Geneva: In a bleak assessment of the deadly disease, World Health Organisation (WHO) on Thursday said $490 million is required over next six months to combat the Ebola virus, and that the current outbreak in West Africa could infect more than 20,000 people.
On Thursday, International Monetary Fund (IMF) said the Ebola outbreak is likely to lead to “sharply” lower growth in Guinea, Liberia and Sierra Leone and raise financing needs in the countries.
The death toll stands at 1,552.
“The Ebola outbreak is having an acute macroeconomic and social impact on three already fragile countries in West Africa,” IMF spokesman Gerry Rice told reporters. “We are actively working with all three countries to prepare a preliminary economic assessment of the impact of the Ebola crisis, and additional financing support that may be required.”
Meanwhile, WHO issued a strategic plan to combat the oubreak in four West African nations where it said the actual number of cases could already be two to four times higher than the reported 3,069.
“This roadmap assumes that in many areas of intense transmission, actual number of cases may be 2-4 fold higher than that currently reported. It acknowledges that the aggregate case load of Ebola Virus Disease could exceed 20,000 over the course of this emergency,” the WHO said.
The deadly outbreak that began in Guinea in March and has spread to neighbouring Liberia and Sierra Leone as well as to Nigeria requires a massive and coordinated international response, the WHO said. A separate outbreak of Ebola in Democratic Republic of Congo identified as a different strain, is not included in its toll.

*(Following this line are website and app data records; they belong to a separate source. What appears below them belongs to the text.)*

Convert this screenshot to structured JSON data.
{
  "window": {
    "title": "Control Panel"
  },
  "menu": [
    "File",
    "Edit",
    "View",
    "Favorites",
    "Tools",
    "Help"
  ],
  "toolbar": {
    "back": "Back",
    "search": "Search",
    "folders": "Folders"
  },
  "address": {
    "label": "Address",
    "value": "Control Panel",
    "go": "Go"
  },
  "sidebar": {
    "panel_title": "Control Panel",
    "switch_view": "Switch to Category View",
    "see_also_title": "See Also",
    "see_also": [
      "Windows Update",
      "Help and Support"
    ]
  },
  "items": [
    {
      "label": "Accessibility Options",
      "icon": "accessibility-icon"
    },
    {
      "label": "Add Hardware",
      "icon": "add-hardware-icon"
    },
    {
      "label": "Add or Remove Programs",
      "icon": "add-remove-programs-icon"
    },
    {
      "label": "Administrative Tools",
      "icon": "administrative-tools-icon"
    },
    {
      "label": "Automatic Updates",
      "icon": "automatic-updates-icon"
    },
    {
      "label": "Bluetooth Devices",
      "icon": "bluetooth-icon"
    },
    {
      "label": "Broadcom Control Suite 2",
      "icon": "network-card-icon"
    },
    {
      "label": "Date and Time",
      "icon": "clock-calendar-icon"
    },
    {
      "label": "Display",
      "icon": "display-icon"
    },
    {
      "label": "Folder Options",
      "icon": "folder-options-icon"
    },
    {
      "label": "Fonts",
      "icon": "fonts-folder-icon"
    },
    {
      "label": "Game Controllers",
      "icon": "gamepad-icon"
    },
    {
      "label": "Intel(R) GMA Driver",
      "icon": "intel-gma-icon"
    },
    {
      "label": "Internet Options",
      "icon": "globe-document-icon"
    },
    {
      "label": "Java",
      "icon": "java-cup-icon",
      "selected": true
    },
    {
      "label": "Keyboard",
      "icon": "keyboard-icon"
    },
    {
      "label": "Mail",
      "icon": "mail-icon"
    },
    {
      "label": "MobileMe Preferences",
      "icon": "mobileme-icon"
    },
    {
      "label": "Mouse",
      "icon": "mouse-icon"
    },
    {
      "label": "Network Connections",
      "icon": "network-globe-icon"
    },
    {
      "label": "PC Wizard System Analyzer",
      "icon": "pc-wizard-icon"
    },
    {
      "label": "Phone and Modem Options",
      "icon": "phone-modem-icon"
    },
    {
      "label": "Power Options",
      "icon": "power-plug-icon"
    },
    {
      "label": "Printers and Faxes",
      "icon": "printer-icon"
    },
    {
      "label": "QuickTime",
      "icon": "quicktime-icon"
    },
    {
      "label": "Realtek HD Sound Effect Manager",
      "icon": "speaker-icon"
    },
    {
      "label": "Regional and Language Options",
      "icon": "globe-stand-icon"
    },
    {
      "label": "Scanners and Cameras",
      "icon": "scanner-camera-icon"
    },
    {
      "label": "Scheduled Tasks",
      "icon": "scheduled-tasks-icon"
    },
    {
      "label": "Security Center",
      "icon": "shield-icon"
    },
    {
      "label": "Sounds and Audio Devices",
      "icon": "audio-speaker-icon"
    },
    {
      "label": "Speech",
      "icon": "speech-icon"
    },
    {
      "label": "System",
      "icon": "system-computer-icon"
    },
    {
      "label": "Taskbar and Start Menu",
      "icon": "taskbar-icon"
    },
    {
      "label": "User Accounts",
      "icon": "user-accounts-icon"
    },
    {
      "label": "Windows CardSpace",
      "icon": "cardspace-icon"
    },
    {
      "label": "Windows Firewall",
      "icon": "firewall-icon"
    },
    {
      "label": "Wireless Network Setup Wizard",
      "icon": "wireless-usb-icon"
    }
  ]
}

“Response activities must be adapted in areas of intense transmission and particular attention must be given to stopping transmission in capital cities and major ports, thereby facilitating the larger response and relief effort,” the WHO said.
The virus is still being spread in a “substantial number of localities”, aggravating fragile social and economic conditions and has already killed an unprecedented number of health workers, WHO said.
A wider UN-led plan being launched by September-end is “expected to underpin support for the increasingly acute problems associated with food security, protection, water, sanitation and hygiene, primary and secondary health care and education, as well as the longer-term recovery effort that will be needed,” the WHO said. Reuters